** DATA TO EXAMINE follows **
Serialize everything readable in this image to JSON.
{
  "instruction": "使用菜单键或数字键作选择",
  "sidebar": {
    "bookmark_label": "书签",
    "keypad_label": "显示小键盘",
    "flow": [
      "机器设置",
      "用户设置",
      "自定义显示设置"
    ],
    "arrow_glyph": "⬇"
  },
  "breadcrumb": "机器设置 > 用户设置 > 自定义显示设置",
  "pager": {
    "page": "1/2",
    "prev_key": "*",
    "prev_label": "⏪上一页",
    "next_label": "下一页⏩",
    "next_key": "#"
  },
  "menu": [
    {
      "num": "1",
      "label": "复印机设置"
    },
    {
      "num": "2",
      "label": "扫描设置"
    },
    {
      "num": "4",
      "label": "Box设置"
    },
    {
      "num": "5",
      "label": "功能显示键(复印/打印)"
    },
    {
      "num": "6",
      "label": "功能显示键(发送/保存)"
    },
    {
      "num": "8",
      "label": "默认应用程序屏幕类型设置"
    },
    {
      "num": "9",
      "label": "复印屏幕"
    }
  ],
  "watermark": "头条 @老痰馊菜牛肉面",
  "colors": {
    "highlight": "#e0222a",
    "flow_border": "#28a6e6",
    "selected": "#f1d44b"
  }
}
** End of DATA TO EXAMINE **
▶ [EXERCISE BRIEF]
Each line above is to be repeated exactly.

▶ [RESPONSE FOR THIS EXERCISE]
Serialize everything readable in this image to JSON.
{
  "instruction": "使用菜单键或数字键作选择",
  "sidebar": {
    "bookmark_label": "书签",
    "keypad_label": "显示小键盘",
    "flow": [
      "机器设置",
      "用户设置",
      "自定义显示设置"
    ],
    "arrow_glyph": "⬇"
  },
  "breadcrumb": "机器设置 > 用户设置 > 自定义显示设置",
  "pager": {
    "page": "1/2",
    "prev_key": "*",
    "prev_label": "⏪上一页",
    "next_label": "下一页⏩",
    "next_key": "#"
  },
  "menu": [
    {
      "num": "1",
      "label": "复印机设置"
    },
    {
      "num": "2",
      "label": "扫描设置"
    },
    {
      "num": "4",
      "label": "Box设置"
    },
    {
      "num": "5",
      "label": "功能显示键(复印/打印)"
    },
    {
      "num": "6",
      "label": "功能显示键(发送/保存)"
    },
    {
      "num": "8",
      "label": "默认应用程序屏幕类型设置"
    },
    {
      "num": "9",
      "label": "复印屏幕"
    }
  ],
  "watermark": "头条 @老痰馊菜牛肉面",
  "colors": {
    "highlight": "#e0222a",
    "flow_border": "#28a6e6",
    "selected": "#f1d44b"
  }
}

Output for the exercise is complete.